Sociologists Ã‰mile Durkheim, Erving Goffman and Randall Collins broadly suppose that ritual is foundational for social life. By contrast, this book argues that ritual is merely surface, beneath which lie status and power, the behavioral dimensions that drive all social interaction. Status, Power and Ritual Interaction identifies status and power as the twin forces that structure social relations, determine emotions and link individuals to the reference groups that deliver culture and administer preferences, actions, beliefs and ideas. An especially important contention is that allegiance to ideas, even those as fundamental as the belief that 1 + 1 = 2, is primarily faithfulness to the reference groups that foster the ideas and not to the ideas themselves. This triggers the counter-intuitive deduction that the self, a concept many sociologists, social psychologists and therapists prize so highly, is feckless and irrelevant. Status-power theory leads also to derivations about motivation, play, humor, sacred symbols, social bonding, creative thought, love and sex and other social involvements now either obscure or misunderstood. Engaging with Durkheim (on collective effervescence), Goffman (on ritual-cum-public order) and Collins (on interaction ritual), this book is richly illustrated with instances of how to examine many central questions about society and social interaction from the status-power perspective. It speaks not only to sociologists, but also to anthropologists, behavioral economists and social and clinical psychologists - to all disciplines that examine or treat of social life.
'This new book by Professor Kemper presents a thought-provoking approach to the theory of social relations and interaction, based on the two concepts of status and power. At the same time it delivers a penetrating critique of a rival approach that interprets social life as a form of ritual. Exemplifications and empirical cases contribute to make the book attractive and accessible to the reader.' Carl-GÃ¶ran Heidegren, Lund University, Sweden 'The question of what influences our behaviours the most, individual factors, the social and structural conditions of the environment, or the interaction of both, is still a current sociological debate. Kemper proposes a theoretical model from a radical standpoint: our behaviours, choices, and motives are status-power relational products and the self is irrelevant for sociological analyses. This book has the potential to ignite passionate and constructive theoretical debates in the fields of social psychology and social inequality… Kemper navigates with great ability classical and contemporary theories showcasing his vast knowledge of a wide range of sociological oeuvres. By doing so, he offers a comprehensive understanding of concepts such as ritual, collective effervescence, and self-entrainment. Kemper contextualizes historically and sociopolitically the work and the lives of Durkheim, Goffman, and Collins and this informs the reader of how different theoretical concepts emerged and developed over time.
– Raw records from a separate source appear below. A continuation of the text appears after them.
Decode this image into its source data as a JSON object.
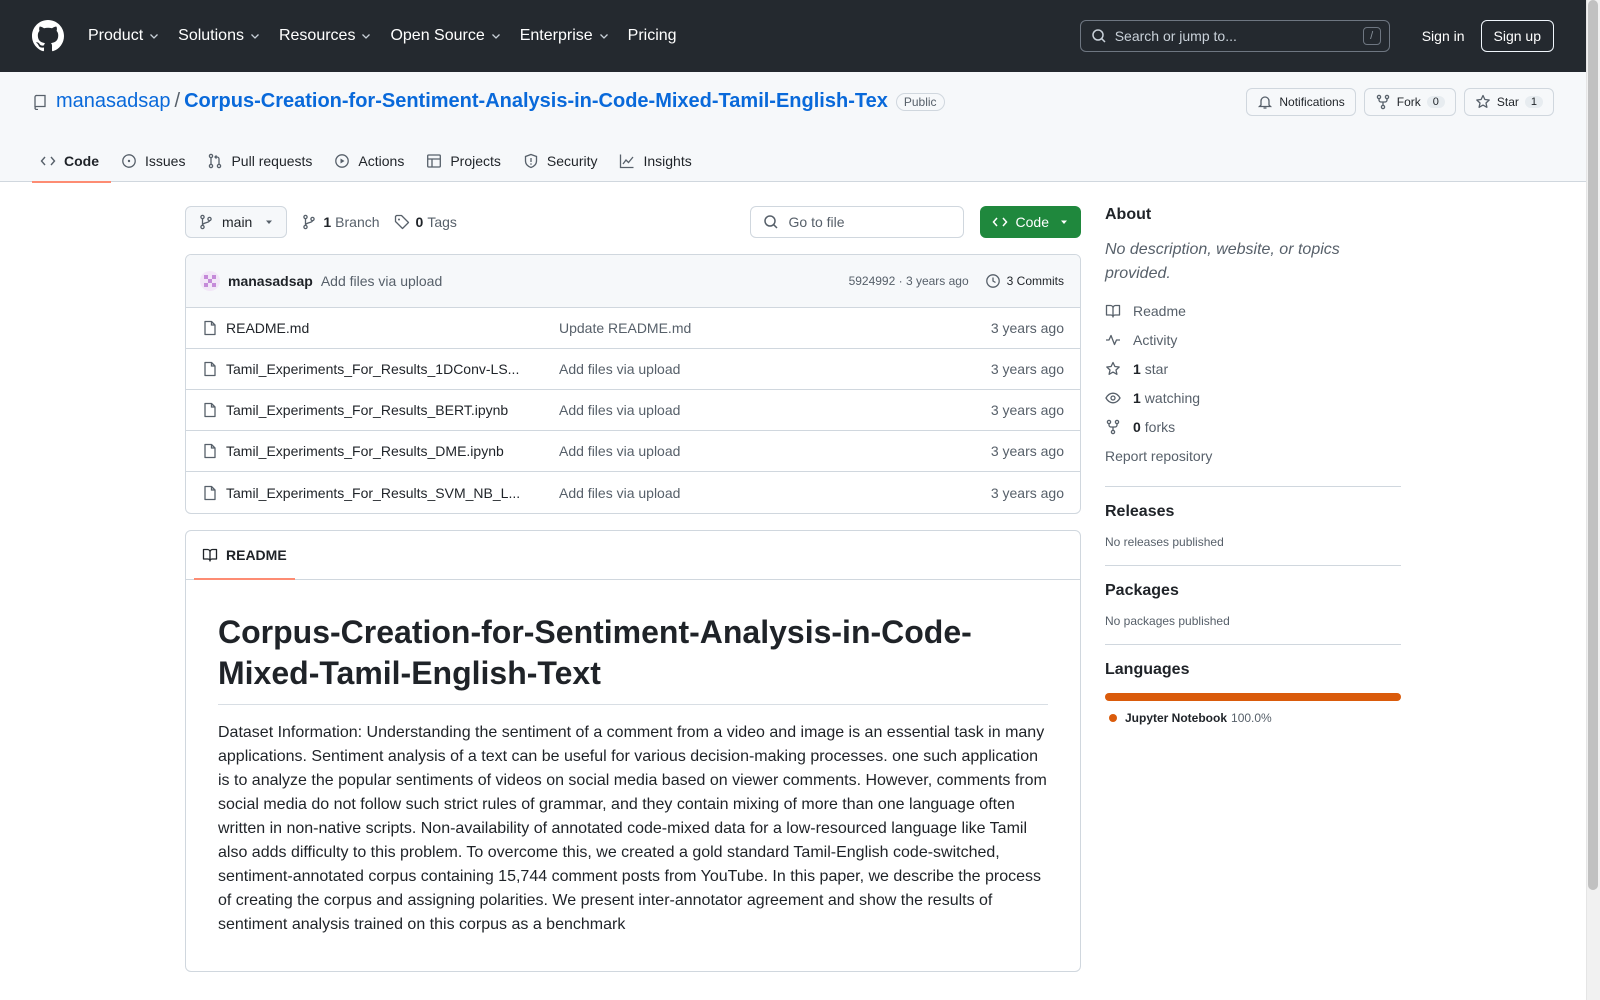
{
  "nav": {
    "items": [
      "Product",
      "Solutions",
      "Resources",
      "Open Source",
      "Enterprise",
      "Pricing"
    ],
    "search_placeholder": "Search or jump to...",
    "search_key": "/",
    "sign_in": "Sign in",
    "sign_up": "Sign up"
  },
  "repo": {
    "owner": "manasadsap",
    "separator": "/",
    "name": "Corpus-Creation-for-Sentiment-Analysis-in-Code-Mixed-Tamil-English-Tex",
    "visibility": "Public",
    "notifications_label": "Notifications",
    "fork_label": "Fork",
    "fork_count": "0",
    "star_label": "Star",
    "star_count": "1"
  },
  "tabs": [
    {
      "label": "Code",
      "icon": "code-icon",
      "active": true
    },
    {
      "label": "Issues",
      "icon": "issue-icon"
    },
    {
      "label": "Pull requests",
      "icon": "pull-request-icon"
    },
    {
      "label": "Actions",
      "icon": "play-icon"
    },
    {
      "label": "Projects",
      "icon": "table-icon"
    },
    {
      "label": "Security",
      "icon": "shield-icon"
    },
    {
      "label": "Insights",
      "icon": "graph-icon"
    }
  ],
  "toolbar": {
    "branch": "main",
    "branch_count": "1",
    "branch_label": "Branch",
    "tag_count": "0",
    "tag_label": "Tags",
    "go_to_file": "Go to file",
    "code_label": "Code"
  },
  "commit": {
    "author": "manasadsap",
    "message": "Add files via upload",
    "meta": "5924992 · 3 years ago",
    "commits_label": "3 Commits"
  },
  "files": [
    {
      "name": "README.md",
      "message": "Update README.md",
      "time": "3 years ago"
    },
    {
      "name": "Tamil_Experiments_For_Results_1DConv-LS...",
      "message": "Add files via upload",
      "time": "3 years ago"
    },
    {
      "name": "Tamil_Experiments_For_Results_BERT.ipynb",
      "message": "Add files via upload",
      "time": "3 years ago"
    },
    {
      "name": "Tamil_Experiments_For_Results_DME.ipynb",
      "message": "Add files via upload",
      "time": "3 years ago"
    },
    {
      "name": "Tamil_Experiments_For_Results_SVM_NB_L...",
      "message": "Add files via upload",
      "time": "3 years ago"
    }
  ],
  "readme": {
    "tab_label": "README",
    "title": "Corpus-Creation-for-Sentiment-Analysis-in-Code-Mixed-Tamil-English-Text",
    "body": "Dataset Information: Understanding the sentiment of a comment from a video and image is an essential task in many applications. Sentiment analysis of a text can be useful for various decision-making processes. one such application is to analyze the popular sentiments of videos on social media based on viewer comments. However, comments from social media do not follow such strict rules of grammar, and they contain mixing of more than one language often written in non-native scripts. Non-availability of annotated code-mixed data for a low-resourced language like Tamil also adds difficulty to this problem. To overcome this, we created a gold standard Tamil-English code-switched, sentiment-annotated corpus containing 15,744 comment posts from YouTube. In this paper, we describe the process of creating the corpus and assigning polarities. We present inter-annotator agreement and show the results of sentiment analysis trained on this corpus as a benchmark"
  },
  "about": {
    "title": "About",
    "description": "No description, website, or topics provided.",
    "readme": "Readme",
    "activity": "Activity",
    "stars_count": "1",
    "stars_label": "star",
    "watching_count": "1",
    "watching_label": "watching",
    "forks_count": "0",
    "forks_label": "forks",
    "report": "Report repository"
  },
  "releases": {
    "title": "Releases",
    "empty": "No releases published"
  },
  "packages": {
    "title": "Packages",
    "empty": "No packages published"
  },
  "languages": {
    "title": "Languages",
    "items": [
      {
        "name": "Jupyter Notebook",
        "percent": "100.0%",
        "color": "#DA5B0B"
      }
    ]
  }
}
This book’s writing style is made accessible not only to academics who have a great interest in social theory, but also to a wider audience interested in what lies behind individuals’ choices, emotions, and behaviours… In sum, this book provides an interesting theoretical model that incorporates hierarchical relations and power to the understanding of social behaviour, something that is not always emphasized in social psychology… This original provoking book, full of meaningful examples and illustrations, has the
Contents: Preface; Introduction; Status and power; Derivations from status-power theory; Status-power and collective effervescence: I; Status-power and collective effervescence: II; Ritual: Goffman's big idea; Situation, occasion, gathering, encounter and social relations; Reading Goffman in status-power terms; Collins's interaction ritual; Collins's power and status rituals; Talking, talks, thinking and thought; Entrainment, mutual entrainment and self-entrainment; Emotions: status-power vs. interaction ritual theory; Sex and love; Prediction and postdiction; Appendix; Bibliography; Index.